Twin Reversed Arterial Perfusion (TRAP) Sequence

Low-risk cases, where the acardiac twin is small and there is little stress on the pump twin's heart, may only require monitoring. With frequent ultrasounds, doctors can keep an eye on the normal twin's health and identify signs of heart failure. If heart failure is identified and the pregnancy is far enough along, then the normal pump twin is simply delivered.

Fetal Treatment

Many efforts have been made over the years to treat TRAP sequence, focused on finding a way to safely stop blood flow to the acardiac mass, thereby protecting the normal pump twin from heart failure or death. The UCSF Fetal Treatment Center pioneered the most successful form of treatment, taking advantage of advanced technology called radiofrequency ablation (RFA) to stop blood flow into the acardiac mass.
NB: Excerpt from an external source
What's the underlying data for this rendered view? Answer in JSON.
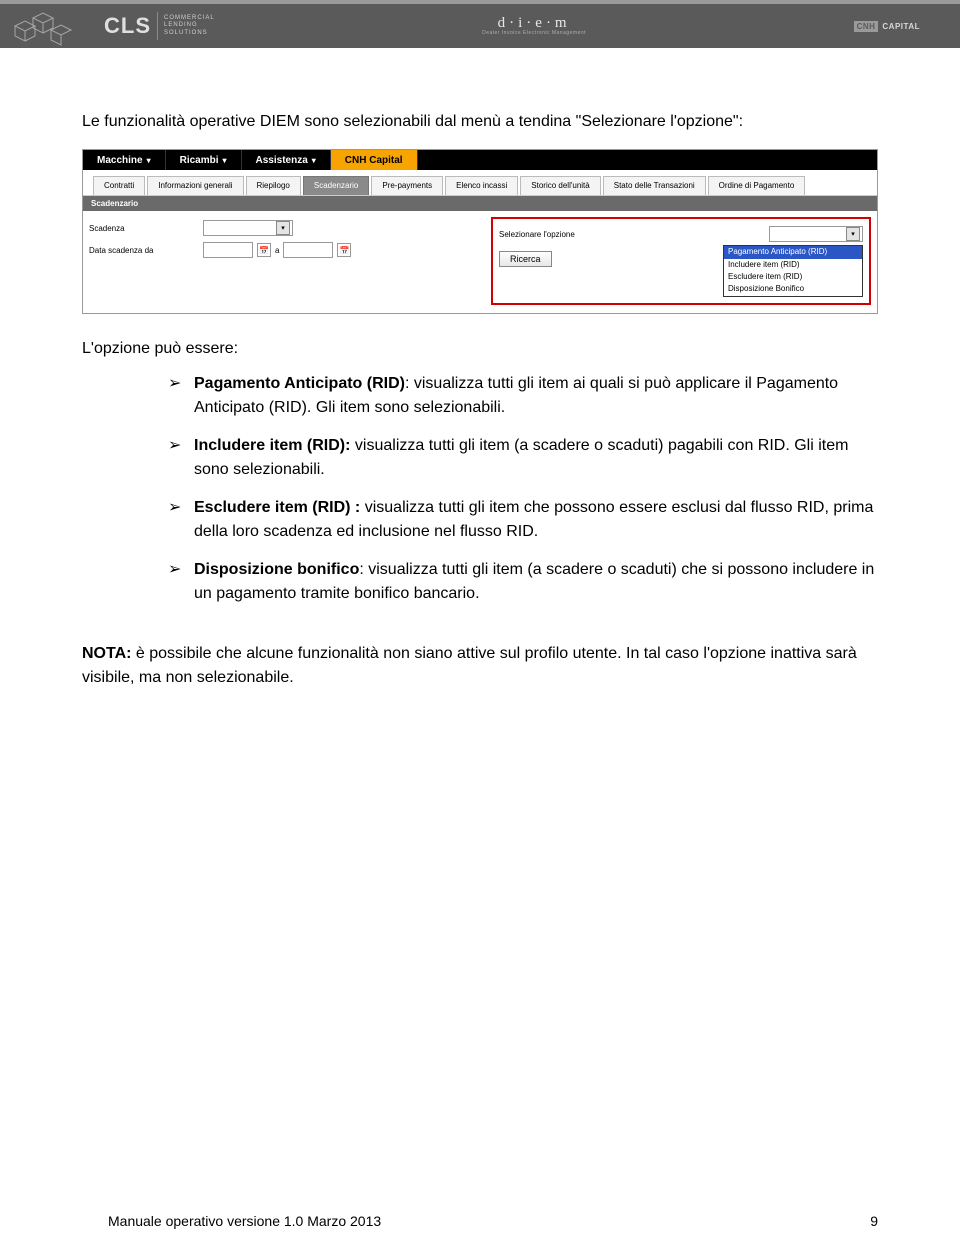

The major benefit of the RFA technique compared to other techniques is the size of the instrument used. The RFA technique uses a small needle of about 1 millimeter in diameter, compared to 3 millimeters for instruments used in other procedures. The smaller device leads to fewer complications such as preterm labor and less trauma to the mother. The procedure is performed using real-time ultrasound guidance.

Having pioneered this technique, UCSF has the most experience with it. Our published results on RFA have shown a success rate greater than 90 percent in treating monochorionic/diamniotic TRAP sequence pregnancies, with an average age of 35 weeks gestation at delivery. This compares favorably with other techniques used to treat TRAP sequence, and has dramatically improved the outcome for pump twins in these pregnancies.

Reviewed by health care specialists at UCSF Benioff Children's Hospital.

Related Information

UCSF Clinics & Centers

Fetal Treatment Center
1855 Fourth St., Second Floor, Room A-2432
San Francisco, CA 94158
Phone: (800) 793-3887
Fax: (415) 502-0660
Appointment information